## Data records for software interfaces
* * *
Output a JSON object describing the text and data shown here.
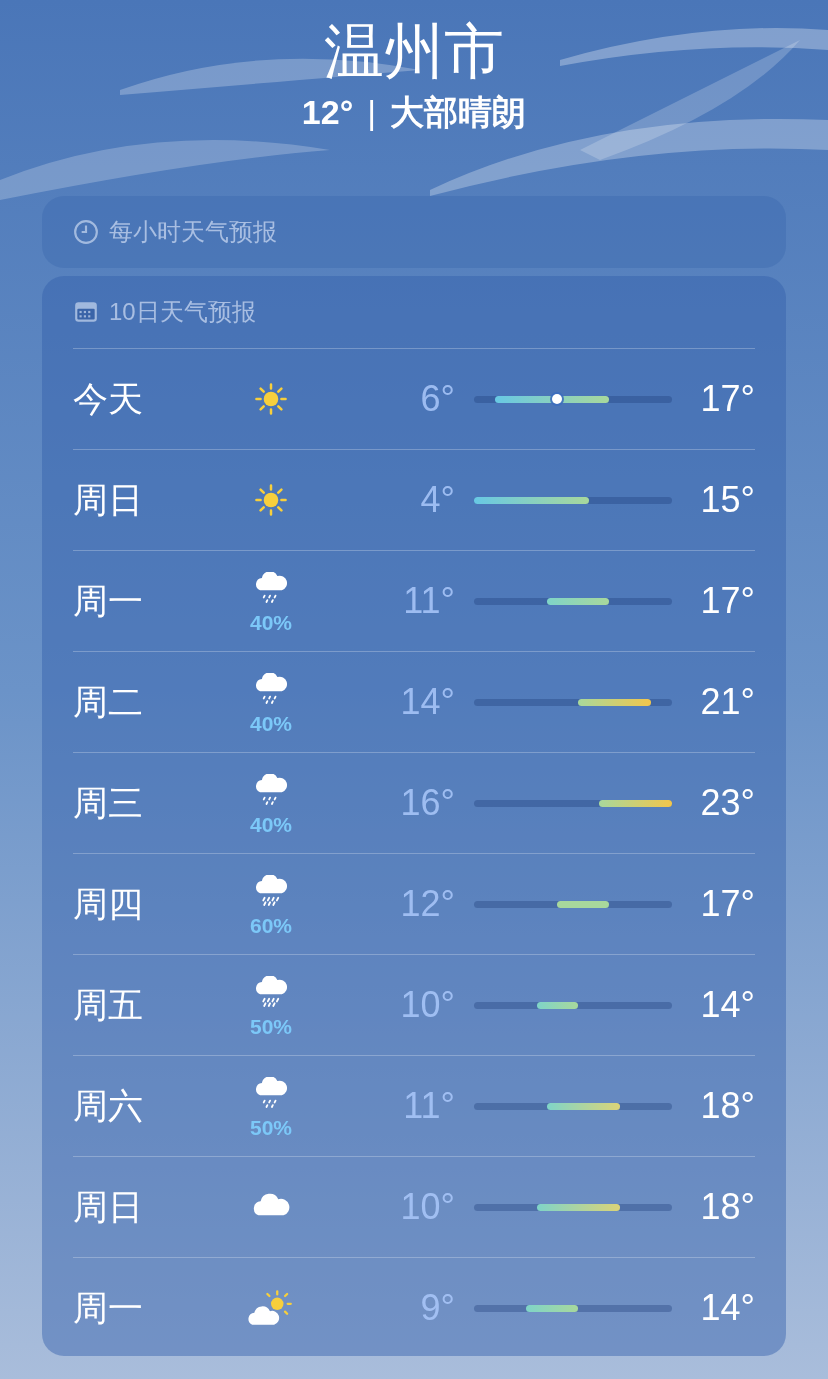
{
  "location": {
    "city": "温州市",
    "temp": "12°",
    "separator": "|",
    "condition": "大部晴朗"
  },
  "hourly": {
    "title": "每小时天气预报"
  },
  "forecast": {
    "title": "10日天气预报",
    "days": [
      {
        "day": "今天",
        "kind": "sun",
        "low": "6°",
        "high": "17°",
        "current_marker": true
      },
      {
        "day": "周日",
        "kind": "sun",
        "low": "4°",
        "high": "15°",
        "current_marker": false
      },
      {
        "day": "周一",
        "kind": "drizzle",
        "precip": "40%",
        "low": "11°",
        "high": "17°",
        "current_marker": false
      },
      {
        "day": "周二",
        "kind": "drizzle",
        "precip": "40%",
        "low": "14°",
        "high": "21°",
        "current_marker": false
      },
      {
        "day": "周三",
        "kind": "drizzle",
        "precip": "40%",
        "low": "16°",
        "high": "23°",
        "current_marker": false
      },
      {
        "day": "周四",
        "kind": "rain",
        "precip": "60%",
        "low": "12°",
        "high": "17°",
        "current_marker": false
      },
      {
        "day": "周五",
        "kind": "rain",
        "precip": "50%",
        "low": "10°",
        "high": "14°",
        "current_marker": false
      },
      {
        "day": "周六",
        "kind": "drizzle",
        "precip": "50%",
        "low": "11°",
        "high": "18°",
        "current_marker": false
      },
      {
        "day": "周日",
        "kind": "cloud",
        "low": "10°",
        "high": "18°",
        "current_marker": false
      },
      {
        "day": "周一",
        "kind": "partly-cloudy",
        "low": "9°",
        "high": "14°",
        "current_marker": false
      }
    ]
  }
}
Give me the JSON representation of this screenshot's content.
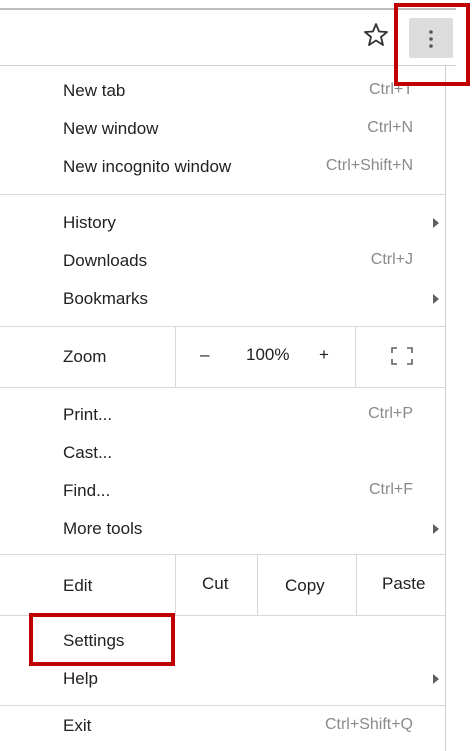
{
  "toolbar": {
    "star_icon": "star-outline-icon",
    "menu_icon": "three-dot-menu-icon"
  },
  "menu": {
    "new_tab": {
      "label": "New tab",
      "shortcut": "Ctrl+T"
    },
    "new_window": {
      "label": "New window",
      "shortcut": "Ctrl+N"
    },
    "new_incognito": {
      "label": "New incognito window",
      "shortcut": "Ctrl+Shift+N"
    },
    "history": {
      "label": "History"
    },
    "downloads": {
      "label": "Downloads",
      "shortcut": "Ctrl+J"
    },
    "bookmarks": {
      "label": "Bookmarks"
    },
    "zoom": {
      "label": "Zoom",
      "minus": "–",
      "level": "100%",
      "plus": "+",
      "fullscreen_icon": "fullscreen-icon"
    },
    "print": {
      "label": "Print...",
      "shortcut": "Ctrl+P"
    },
    "cast": {
      "label": "Cast..."
    },
    "find": {
      "label": "Find...",
      "shortcut": "Ctrl+F"
    },
    "more_tools": {
      "label": "More tools"
    },
    "edit": {
      "label": "Edit",
      "cut": "Cut",
      "copy": "Copy",
      "paste": "Paste"
    },
    "settings": {
      "label": "Settings"
    },
    "help": {
      "label": "Help"
    },
    "exit": {
      "label": "Exit",
      "shortcut": "Ctrl+Shift+Q"
    }
  },
  "highlight_color": "#c00000"
}
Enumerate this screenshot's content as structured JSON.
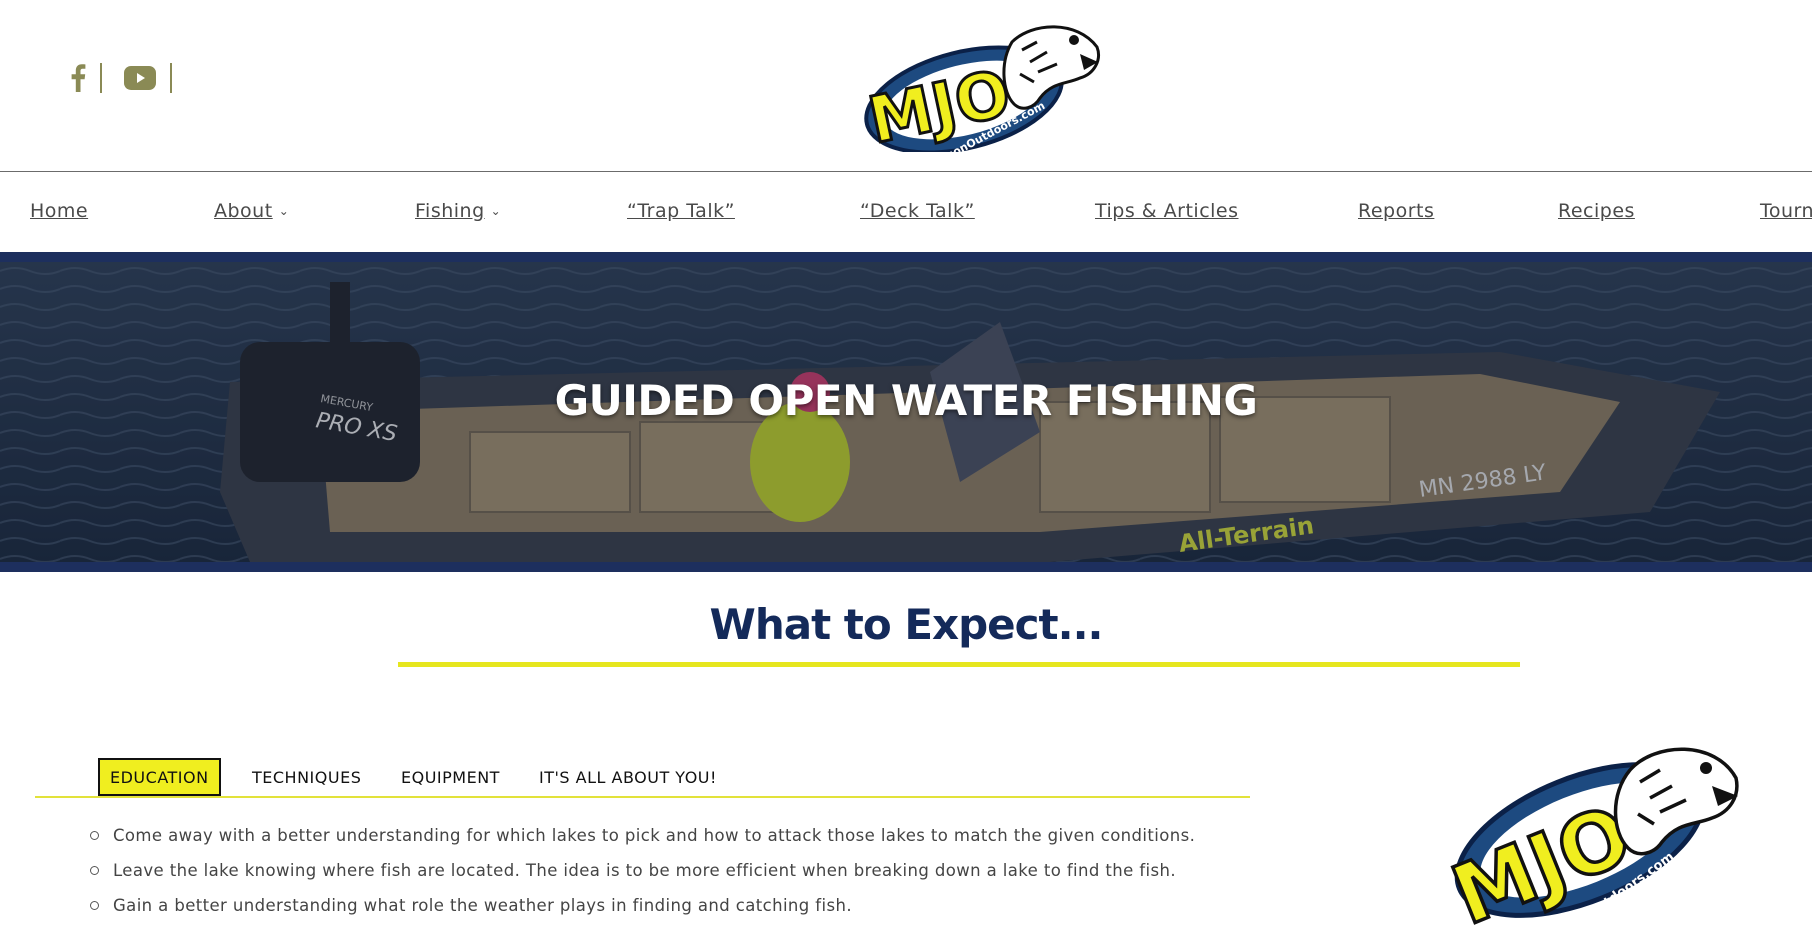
{
  "header": {
    "social_icons": [
      "facebook-icon",
      "youtube-icon"
    ],
    "logo": {
      "wordmark": "MJO",
      "site": "MattJohnsonOutdoors.com"
    }
  },
  "nav": {
    "items": [
      {
        "label": "Home",
        "has_dropdown": false
      },
      {
        "label": "About",
        "has_dropdown": true
      },
      {
        "label": "Fishing",
        "has_dropdown": true
      },
      {
        "label": "“Trap Talk”",
        "has_dropdown": false
      },
      {
        "label": "“Deck Talk”",
        "has_dropdown": false
      },
      {
        "label": "Tips & Articles",
        "has_dropdown": false
      },
      {
        "label": "Reports",
        "has_dropdown": false
      },
      {
        "label": "Recipes",
        "has_dropdown": false
      },
      {
        "label": "Tourn",
        "has_dropdown": false
      }
    ]
  },
  "hero": {
    "title": "GUIDED OPEN WATER FISHING",
    "boat_text": {
      "brand": "MERCURY",
      "model": "PRO XS",
      "registration": "MN 2988 LY",
      "hull": "All-Terrain"
    }
  },
  "section": {
    "heading": "What to Expect..."
  },
  "tabs": {
    "items": [
      "EDUCATION",
      "TECHNIQUES",
      "EQUIPMENT",
      "IT'S ALL ABOUT YOU!"
    ],
    "active": "EDUCATION",
    "bullets": [
      "Come away with a better understanding for which lakes to pick and how to attack those lakes to match the given conditions.",
      "Leave the lake knowing where fish are located. The idea is to be more efficient when breaking down a lake to find the fish.",
      "Gain a better understanding what role the weather plays in finding and catching fish."
    ]
  },
  "colors": {
    "navy": "#142a5a",
    "accent_yellow": "#f0ee1f",
    "social_olive": "#8a8a55",
    "hero_band": "#1d2f5e"
  }
}
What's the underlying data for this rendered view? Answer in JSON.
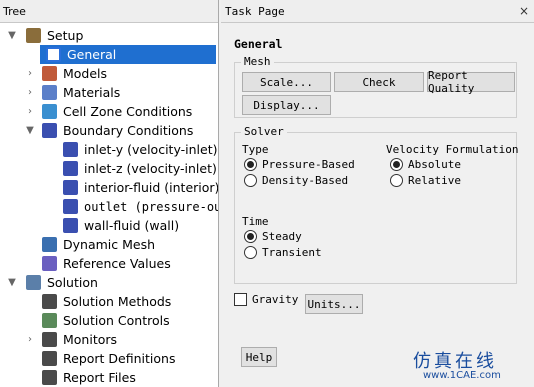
{
  "tree_panel": {
    "title": "Tree",
    "items": [
      {
        "label": "Setup",
        "caret": "▼",
        "icon": "setup-icon",
        "color": "#8a6d3b",
        "mono": false
      },
      {
        "label": "General",
        "caret": "",
        "icon": "general-icon",
        "color": "#2a6fdb",
        "mono": false
      },
      {
        "label": "Models",
        "caret": "›",
        "icon": "models-icon",
        "color": "#c05a3a",
        "mono": false
      },
      {
        "label": "Materials",
        "caret": "›",
        "icon": "materials-icon",
        "color": "#5b7fc9",
        "mono": false
      },
      {
        "label": "Cell Zone Conditions",
        "caret": "›",
        "icon": "cell-zone-icon",
        "color": "#3a8fd0",
        "mono": false
      },
      {
        "label": "Boundary Conditions",
        "caret": "▼",
        "icon": "boundary-icon",
        "color": "#3a4fb0",
        "mono": false
      },
      {
        "label": "inlet-y (velocity-inlet)",
        "caret": "",
        "icon": "boundary-item-icon",
        "color": "#3a4fb0",
        "mono": false
      },
      {
        "label": "inlet-z (velocity-inlet)",
        "caret": "",
        "icon": "boundary-item-icon",
        "color": "#3a4fb0",
        "mono": false
      },
      {
        "label": "interior-fluid (interior)",
        "caret": "",
        "icon": "boundary-item-icon",
        "color": "#3a4fb0",
        "mono": false
      },
      {
        "label": "outlet (pressure-out…",
        "caret": "",
        "icon": "boundary-item-icon",
        "color": "#3a4fb0",
        "mono": true
      },
      {
        "label": "wall-fluid (wall)",
        "caret": "",
        "icon": "boundary-item-icon",
        "color": "#3a4fb0",
        "mono": false
      },
      {
        "label": "Dynamic Mesh",
        "caret": "",
        "icon": "dynamic-mesh-icon",
        "color": "#3a6fb0",
        "mono": false
      },
      {
        "label": "Reference Values",
        "caret": "",
        "icon": "reference-values-icon",
        "color": "#6a5fc0",
        "mono": false
      },
      {
        "label": "Solution",
        "caret": "▼",
        "icon": "solution-icon",
        "color": "#5b7fa9",
        "mono": false
      },
      {
        "label": "Solution Methods",
        "caret": "",
        "icon": "solution-methods-icon",
        "color": "#4a4a4a",
        "mono": false
      },
      {
        "label": "Solution Controls",
        "caret": "",
        "icon": "solution-controls-icon",
        "color": "#5a8a5a",
        "mono": false
      },
      {
        "label": "Monitors",
        "caret": "›",
        "icon": "monitors-icon",
        "color": "#4a4a4a",
        "mono": false
      },
      {
        "label": "Report Definitions",
        "caret": "",
        "icon": "report-definitions-icon",
        "color": "#4a4a4a",
        "mono": false
      },
      {
        "label": "Report Files",
        "caret": "",
        "icon": "report-files-icon",
        "color": "#4a4a4a",
        "mono": false
      }
    ]
  },
  "task_panel": {
    "title": "Task Page",
    "close": "×",
    "page_title": "General",
    "mesh": {
      "title": "Mesh",
      "scale": "Scale...",
      "check": "Check",
      "report_quality": "Report Quality",
      "display": "Display..."
    },
    "solver": {
      "title": "Solver",
      "type_label": "Type",
      "pressure_based": "Pressure-Based",
      "density_based": "Density-Based",
      "velocity_label": "Velocity Formulation",
      "absolute": "Absolute",
      "relative": "Relative",
      "time_label": "Time",
      "steady": "Steady",
      "transient": "Transient"
    },
    "gravity": "Gravity",
    "units": "Units...",
    "help": "Help"
  },
  "watermark": {
    "text": "仿真在线",
    "url": "www.1CAE.com"
  }
}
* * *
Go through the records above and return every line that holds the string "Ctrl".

## Response
      "shortcut": "Ctrl+T"
      "shortcut": "Ctrl+N"
      "shortcut": "Ctrl+Shift+N"
      "shortcut": "Ctrl+J"
      "shortcut": "Ctrl+P"
      "shortcut": "Ctrl+F"
      "shortcut": "Ctrl+Shift+Q"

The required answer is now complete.